The end of summer is around the corner, but this is still one of the most common questions we get throughout the year: “How can I get my perennials and annuals to bloom continually during the summer?”
The answer, as with so many things garden-related, is that it depends on the plant. Some perennials, such as Coneflower and Shasta Daisies—and most annuals, such as Zinnia, Geranium and Pansies—need encouragement to bloom continually. Once their existing flowers begin to fade or wither, they simply will not produce as many new ones.
The key is removing those spent blossoms, those that have faded or withered. This process is called “deadheading,” and it will encourage new flowers by channeling a plant’s energy into producing more flowers instead of seeds.

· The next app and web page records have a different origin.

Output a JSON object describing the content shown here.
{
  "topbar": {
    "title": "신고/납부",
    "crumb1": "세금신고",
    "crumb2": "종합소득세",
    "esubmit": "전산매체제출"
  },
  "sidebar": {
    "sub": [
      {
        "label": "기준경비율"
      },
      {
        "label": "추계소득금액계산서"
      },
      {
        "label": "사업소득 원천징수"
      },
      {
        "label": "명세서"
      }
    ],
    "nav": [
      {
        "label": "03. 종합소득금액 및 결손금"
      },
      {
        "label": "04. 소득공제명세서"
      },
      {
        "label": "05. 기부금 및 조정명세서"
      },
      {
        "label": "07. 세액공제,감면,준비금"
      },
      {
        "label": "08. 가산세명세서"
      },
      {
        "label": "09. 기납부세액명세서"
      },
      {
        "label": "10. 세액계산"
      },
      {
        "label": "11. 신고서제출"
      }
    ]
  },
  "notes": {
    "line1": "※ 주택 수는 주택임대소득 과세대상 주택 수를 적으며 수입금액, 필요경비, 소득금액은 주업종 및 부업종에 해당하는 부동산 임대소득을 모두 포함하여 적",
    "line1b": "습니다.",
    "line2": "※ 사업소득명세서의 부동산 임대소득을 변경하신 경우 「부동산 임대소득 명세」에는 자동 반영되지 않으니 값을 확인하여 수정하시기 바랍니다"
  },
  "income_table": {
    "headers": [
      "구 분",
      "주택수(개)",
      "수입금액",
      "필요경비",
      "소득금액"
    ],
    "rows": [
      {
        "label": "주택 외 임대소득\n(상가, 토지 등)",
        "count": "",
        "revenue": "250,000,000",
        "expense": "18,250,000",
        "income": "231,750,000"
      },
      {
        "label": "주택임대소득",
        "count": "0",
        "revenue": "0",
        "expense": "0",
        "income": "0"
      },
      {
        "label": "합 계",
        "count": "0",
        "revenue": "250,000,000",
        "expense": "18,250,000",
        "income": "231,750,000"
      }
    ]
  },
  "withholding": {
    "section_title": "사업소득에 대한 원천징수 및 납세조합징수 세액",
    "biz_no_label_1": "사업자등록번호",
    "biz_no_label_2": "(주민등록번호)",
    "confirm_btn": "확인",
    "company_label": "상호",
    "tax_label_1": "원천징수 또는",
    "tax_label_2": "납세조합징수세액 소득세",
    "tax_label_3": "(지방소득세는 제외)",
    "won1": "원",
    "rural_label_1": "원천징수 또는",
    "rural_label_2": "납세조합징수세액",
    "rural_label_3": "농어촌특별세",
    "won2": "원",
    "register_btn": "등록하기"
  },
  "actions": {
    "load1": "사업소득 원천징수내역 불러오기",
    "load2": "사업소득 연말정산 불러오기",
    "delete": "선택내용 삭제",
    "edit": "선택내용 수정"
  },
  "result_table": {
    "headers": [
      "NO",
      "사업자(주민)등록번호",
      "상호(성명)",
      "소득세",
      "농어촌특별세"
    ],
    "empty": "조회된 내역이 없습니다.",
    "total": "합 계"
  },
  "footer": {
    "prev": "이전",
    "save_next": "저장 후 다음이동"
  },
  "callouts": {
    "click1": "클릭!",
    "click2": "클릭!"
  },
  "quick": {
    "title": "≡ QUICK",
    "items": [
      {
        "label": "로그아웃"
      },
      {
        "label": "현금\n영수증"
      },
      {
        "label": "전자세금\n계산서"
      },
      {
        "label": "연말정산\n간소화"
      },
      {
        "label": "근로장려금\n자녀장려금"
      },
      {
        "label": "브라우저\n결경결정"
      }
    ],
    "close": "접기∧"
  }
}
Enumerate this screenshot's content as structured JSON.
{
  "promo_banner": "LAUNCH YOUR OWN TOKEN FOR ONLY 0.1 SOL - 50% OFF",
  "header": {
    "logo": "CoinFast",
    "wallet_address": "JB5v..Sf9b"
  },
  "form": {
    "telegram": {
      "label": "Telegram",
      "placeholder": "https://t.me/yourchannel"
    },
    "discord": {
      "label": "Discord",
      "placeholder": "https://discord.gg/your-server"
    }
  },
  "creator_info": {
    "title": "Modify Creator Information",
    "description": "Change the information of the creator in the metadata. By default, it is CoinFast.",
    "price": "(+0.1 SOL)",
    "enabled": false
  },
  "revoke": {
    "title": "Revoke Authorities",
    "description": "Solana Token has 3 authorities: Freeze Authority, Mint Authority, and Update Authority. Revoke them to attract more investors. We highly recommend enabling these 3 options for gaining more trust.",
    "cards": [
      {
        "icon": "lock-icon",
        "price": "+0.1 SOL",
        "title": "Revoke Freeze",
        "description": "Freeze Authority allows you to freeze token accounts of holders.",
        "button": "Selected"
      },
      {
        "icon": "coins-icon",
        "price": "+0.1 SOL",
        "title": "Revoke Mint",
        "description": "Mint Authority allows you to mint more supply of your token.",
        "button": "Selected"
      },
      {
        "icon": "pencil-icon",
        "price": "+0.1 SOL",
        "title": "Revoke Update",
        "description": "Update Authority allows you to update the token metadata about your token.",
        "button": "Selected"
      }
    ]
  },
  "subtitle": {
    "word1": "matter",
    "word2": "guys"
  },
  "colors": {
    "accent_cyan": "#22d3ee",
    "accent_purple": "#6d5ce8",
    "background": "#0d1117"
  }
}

There’s a real benefit to staying ahead of the game here: Not only will deadheading help your plants bloom regularly, but if you cut the flowers just after opening or while they’re budding, you can make a bouquet to enjoy indoors!